1. Importance of an Adoption Plan
Along with an Implementation Plan, an Adoption Plan – that is a plan to make sure employees use what has been bought and paid for- is essential, no matter whether you are starting fresh or upgrading. Many organizations simply put everything on hold while they focus on the upgrade process. However, I’ve learned from highly productive Dynamic CRM clients, both plans should be crafted with End Users in mind. By doing so, the project remains focused on how the CRM will support employees in their work and achieve overall company goals. Many times we get lost in the “technology for technology’s sake” weeds.
If you look into the elements of a good Adoption Plan, you will read much about end user motivation and “What’s in it for me?”. Explaining the Good News of CRM may not be enough and it is considered a best practice to explore and incorporate other motivations that may work within the culture of your organization.
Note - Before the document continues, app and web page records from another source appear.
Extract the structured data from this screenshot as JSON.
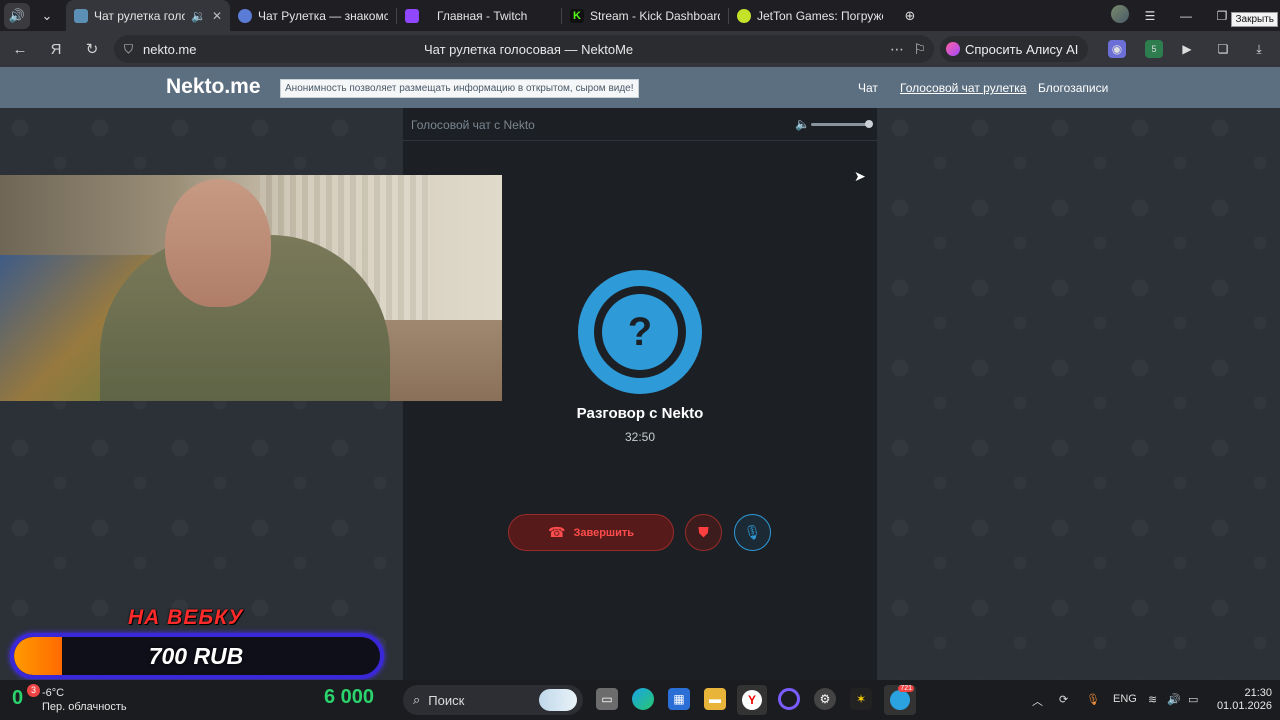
{
  "browser": {
    "tabs": [
      {
        "title": "Чат рулетка голосов",
        "active": true,
        "muted_icon": "speaker-icon"
      },
      {
        "title": "Чат Рулетка — знакомств",
        "active": false
      },
      {
        "title": "Главная - Twitch",
        "active": false
      },
      {
        "title": "Stream - Kick Dashboard",
        "active": false
      },
      {
        "title": "JetTon Games: Погружен",
        "active": false
      }
    ],
    "close_tooltip": "Закрыть",
    "url_host": "nekto.me",
    "page_title": "Чат рулетка голосовая — NektoMe",
    "alice_label": "Спросить Алису AI",
    "ext_badge": "5"
  },
  "site": {
    "logo": "Nekto.me",
    "motto": "Анонимность позволяет размещать информацию в открытом, сыром виде!",
    "menu": [
      {
        "label": "Чат",
        "underlined": false
      },
      {
        "label": "Голосовой чат рулетка",
        "underlined": true
      },
      {
        "label": "Блогозаписи",
        "underlined": false
      }
    ]
  },
  "chat_panel": {
    "title": "Голосовой чат с Nekto",
    "volume_level": 1.0,
    "avatar_glyph": "?",
    "talk_title": "Разговор с Nekto",
    "talk_time": "32:50",
    "end_button": "Завершить"
  },
  "overlay": {
    "label": "НА ВЕБКУ",
    "amount": "700 RUB",
    "progress": 0.13
  },
  "taskbar": {
    "weather_value": "0",
    "weather_badge": "3",
    "temperature": "-6°C",
    "weather_desc": "Пер. облачность",
    "counter": "6 000",
    "search_placeholder": "Поиск",
    "telegram_badge": "721",
    "lang": "ENG",
    "time": "21:30",
    "date": "01.01.2026"
  },
  "colors": {
    "accent": "#2e9ad8",
    "danger": "#ff4c4c",
    "header": "#5c6f80",
    "panel": "#1c2024"
  }
}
Some motivations to consider as part of your Adoption Plan are:
• Appreciation from leadership
• Public Recognition before peers
• Peer pressure
Finally, as with any plan, milestones, measurement and ability to adapt quickly will increase the chances of success. Transparency and timeliness of data as spoken about by Satya Nadella at Convergence is everything. Up to the minute reports – pictured below from CRMGamified’s Motivation Engine – easily accessed by all, will allow for decisions to be made immediately. Managers can see what is working, employees can see their progress and improve. Implementing an adoption plan with a motivation engine that measures and shares data as employees work in CRM should add to success for all!
2. More next time on Employee Engagement and what it means to the bottom line. You may consider reading this NYTIMES article “When Employee Engagement turns into Employee Burnout” about how high employee engagement, as it has been traditionally defined, is no longer sufficient to fuel the highest levels of performance